Buttered Up

As a mid-thirty-something I fall between generations X and Y, neither a Baby Boomer nor a Millennial. However, in food terms, I’m definitely of the olive oil generation.

Gastronomes of a certain age like to reminisce about how, until Elizabeth David came along, olive oil wasn’t used for cooking in Britain and was only available from chemists for softening earwax. Although it’s actually mentioned in Mrs Beeton so may well (like so many other things) have become scarce in the interwar years rather than never having been known on these shores at all.

Either way, it didn’t become the kitchen staple it is now until the late eighties or early nineties. Certainly by the time I started to poke about in my mother's kitchen olive oil didn’t seem particularly exotic. In fact it was positively overused. As if, having finally discovered the stuff, Brits decided they weren’t going to use anything else. It took a while to get out of the habit of wasting extra virgin stuff on frying things when it would have been far happier drizzled on a salad.

These days an unquestioning devotion to olive oil seems rather quaint. We’re expected to have a personally curated collection of oils. Sesame for stir frying, walnut for winter salads and so on. And that’s before you embrace the currently modish coconut and avocado oils.

All are wonderful, but it occurred to me the other day that with this oily abundance, we often forget just how delicious things are when cooked in butter.

I was reminded of this the other day, more or less by accident. I’d made some garlic bread the night before and had a bit of flavoured butter left over. Not wanting to put much effort into lunch, I spied some past-their-best tomatoes in the veg rack and fried them up in the garlic butter. And it was… a revelation.

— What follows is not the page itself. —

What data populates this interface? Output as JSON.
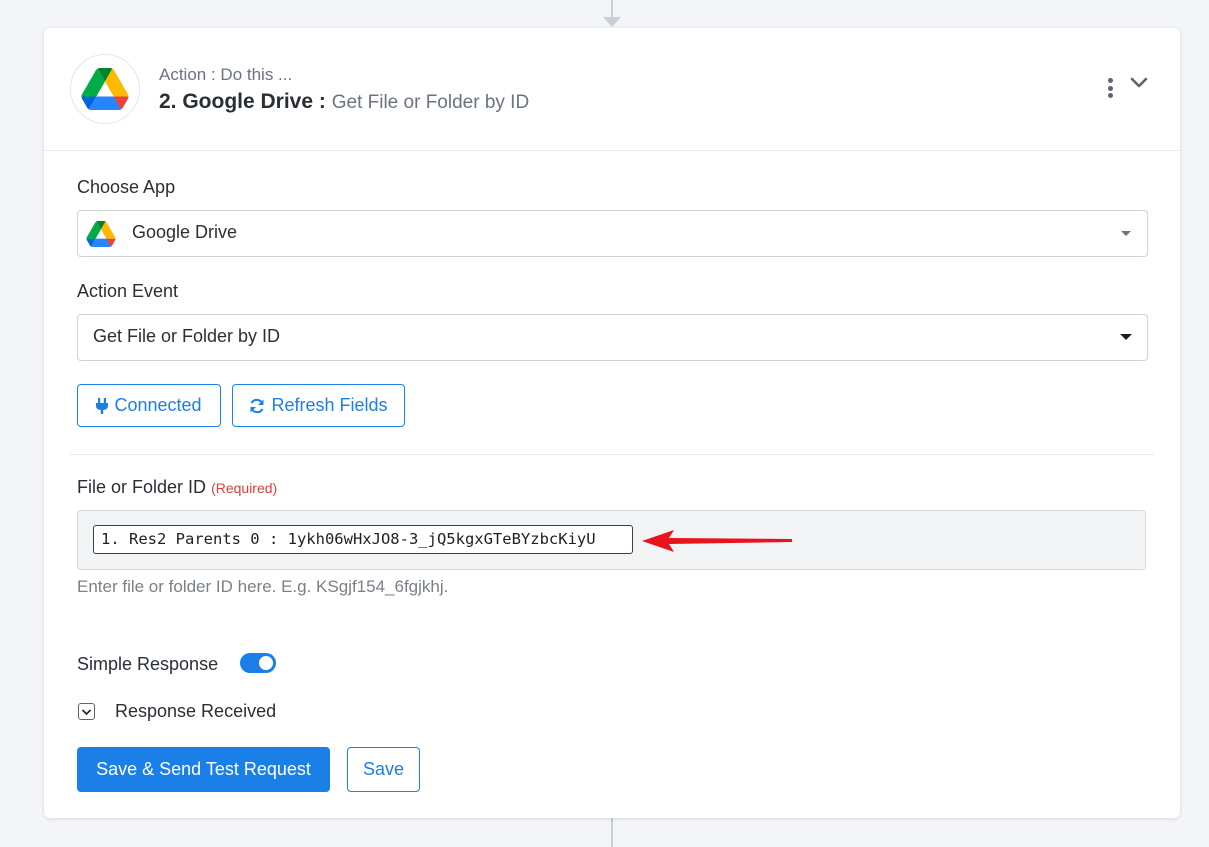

It shouldn’t have been, I suppose. Marcella Hazan, the revered Italian cookery writer, is most famous for her tomato sauce recipe which contains a generous amount of butterI’d just forgotten quite how silky it makes everything.

This is barely even a recipe but still, if you’ve neglected butter in your stovetop cooking recently, it’s worth trying.

Remarkably Delicious Butter Tomatoes (serves one)


  • 10g butter
  • 1 clove garlic (optional but recommended)
  • handful of tomatoes

To serve

  • 1 slice sourdough toast


  1. Halve cherry tomatoes and slice larger ones
  2. Melt the butter in a frying pan over a medium heat
  3. Add the tomatoes and cook until broken down and pulpy
  4. Season will with salt and pepper and serve on toast

Ifs And Ands

  • No embellishments necessary but basil leaves would go well. Or the addition of a torn mozzarella ball or crumbled feta make a more substantial lunch.
  • This would make a great quick pasta sauce too.
  • For a cold variation on the theme try melted, browned butter drizzled over sliced, fresh tomatoes as in this gorgeous salad from Food 52.
  • The butter itself can come in useful for all sorts of things so it's worth making lots and keeping it in a (sealed) container in the fridge for cooking other veg, stirring through pasta or just spreading on toast for a snack. Chilli, herbs or lemon zest butter would also be nice to have.